4) Mobilizers and information technology work great together: Human mobilizers are not a substitute for emerging technologies like mobile applications, but rather an incredible complement. Mobilizers can bridge the gap between citizens and technology over the short-run, help to manage the transition to IT-based solutions, and employ technologies in ways that enhance reach and reduce costs. Mobilizers can use mobile phones to enhance the reach of behavioral messages, optimize appointments, conduct community conversations, and announce public meetings. Mobilizers can better coordinate service delivery through volunteers or franchisees using mobile technologies and manage supply chains and other logistics. In data collection, mobilizers can transition from collecting community-level data and impressions to individual-level service data as technology permits. Most importantly, as basic functions of logistics, outreach, and service delivery become more routinized, mobilizers and their constituents can transition into the high-value space of visualizing, analyzing and solving local development problems with local solutions. This cannot happen overnight, but it will also not happen in 15 years unless the civic infrastructure is developed now, in parallel with improving broadband networks.
5) Mobilization carries unexpected societal benefits: Under just the right conditions, mobilization is the ultimate “killer app” for development because it generates demand AND facilitates supply while ALSO genuinely inspiring people.
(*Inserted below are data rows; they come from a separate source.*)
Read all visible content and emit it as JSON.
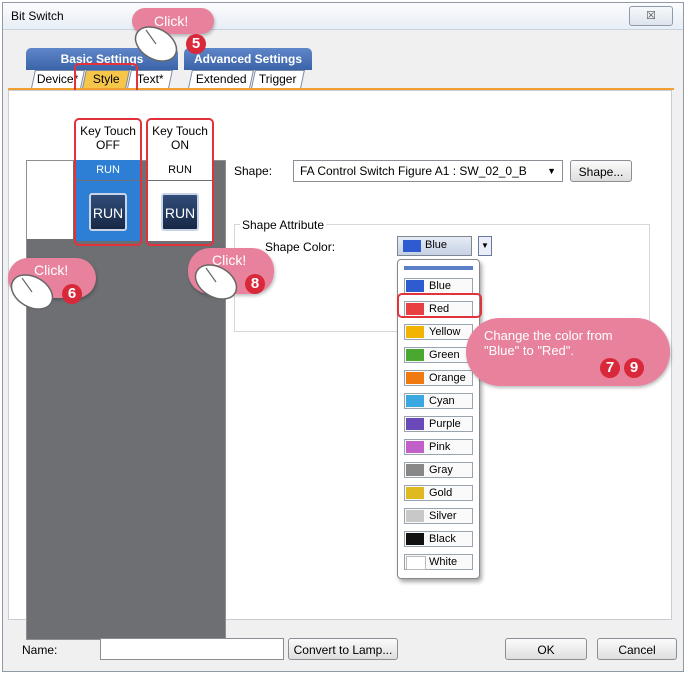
{
  "window": {
    "title": "Bit Switch",
    "close_glyph": "☒"
  },
  "tabs": {
    "groups": [
      "Basic Settings",
      "Advanced Settings"
    ],
    "sub": [
      "Device*",
      "Style",
      "Text*",
      "Extended",
      "Trigger"
    ]
  },
  "preview": {
    "off_header": "Key Touch\nOFF",
    "on_header": "Key Touch\nON",
    "off_header_l1": "Key Touch",
    "off_header_l2": "OFF",
    "on_header_l1": "Key Touch",
    "on_header_l2": "ON",
    "run_label_off": "RUN",
    "run_label_on": "RUN",
    "run_button_off": "RUN",
    "run_button_on": "RUN"
  },
  "shape": {
    "label": "Shape:",
    "value": "FA Control Switch Figure A1 : SW_02_0_B",
    "button": "Shape..."
  },
  "attribute": {
    "group_label": "Shape Attribute",
    "color_label": "Shape Color:",
    "selected": "Blue",
    "options": [
      {
        "label": "Blue",
        "color": "#2f5bd0"
      },
      {
        "label": "Red",
        "color": "#e84040"
      },
      {
        "label": "Yellow",
        "color": "#f2b400"
      },
      {
        "label": "Green",
        "color": "#4aa830"
      },
      {
        "label": "Orange",
        "color": "#f07a10"
      },
      {
        "label": "Cyan",
        "color": "#3aa8e0"
      },
      {
        "label": "Purple",
        "color": "#6a4ab8"
      },
      {
        "label": "Pink",
        "color": "#c060c8"
      },
      {
        "label": "Gray",
        "color": "#888888"
      },
      {
        "label": "Gold",
        "color": "#e0b820"
      },
      {
        "label": "Silver",
        "color": "#c8c8c8"
      },
      {
        "label": "Black",
        "color": "#111111"
      },
      {
        "label": "White",
        "color": "#ffffff"
      }
    ]
  },
  "bottom": {
    "name_label": "Name:",
    "name_value": "",
    "convert_button": "Convert to Lamp...",
    "ok": "OK",
    "cancel": "Cancel"
  },
  "annotations": {
    "click_5": "Click!",
    "num_5": "5",
    "click_6": "Click!",
    "num_6": "6",
    "click_8": "Click!",
    "num_8": "8",
    "change_l1": "Change the color from",
    "change_l2": "\"Blue\" to \"Red\".",
    "num_7": "7",
    "num_9": "9"
  },
  "colors": {
    "accent_tab": "#f6c64a",
    "highlight": "#e2333c",
    "callout": "#e8829c",
    "number": "#d8283a"
  }
}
Put them all together, and social mobilization may be the closest thing we know of to a true driver of exceptional human development achievement (warning, paywall, contact me if you’d like a copy). Cuba’s ability to eliminate mother-to-child transmission of HIV and potentially export advanced biomedical therapies began a half-century ago with a highly-integrated community health care system that could actually be used to measure local demand and set priorities accordingly. In Bangladesh, Gonoshasthaya Kendra’s women- and mobilization-centered approach to health systems generated the market knowledge, the esprit de corps, and the workforce necessary to begin manufacturing and exporting drugs off the WHO Essential Medicines List.
6) But, the science of mobilization is in its infancy: All that being said, there is much we don’t know about preconditions, best practices and complementary investments necessary for achieving broadly transformative results through mobilization. The 3ie scoping paper highlights a number of key uncertainties, including the need for localized approaches, better models for co-management, and integrated solutions to addressing supply bottlenecks.
We also need to be sure that mobilizers are combined with the other targets of Goal 18: mobilization of the full community, registration and identification of individual people (something CHWs are very useful for), community-relevant data that is made accessible to communities, and transparent access to government, donors and the UN.
While specific solutions need to be localized, overall success will depend on our ability to set capacity and finance targets, create standards, and share best practices through a coordinated, global framework. By setting mobilization targets today, we would have 15 years to achieve basic targets and set aspirations for the future. But every mobilizer we put in place along the way will start paying dividends immediately.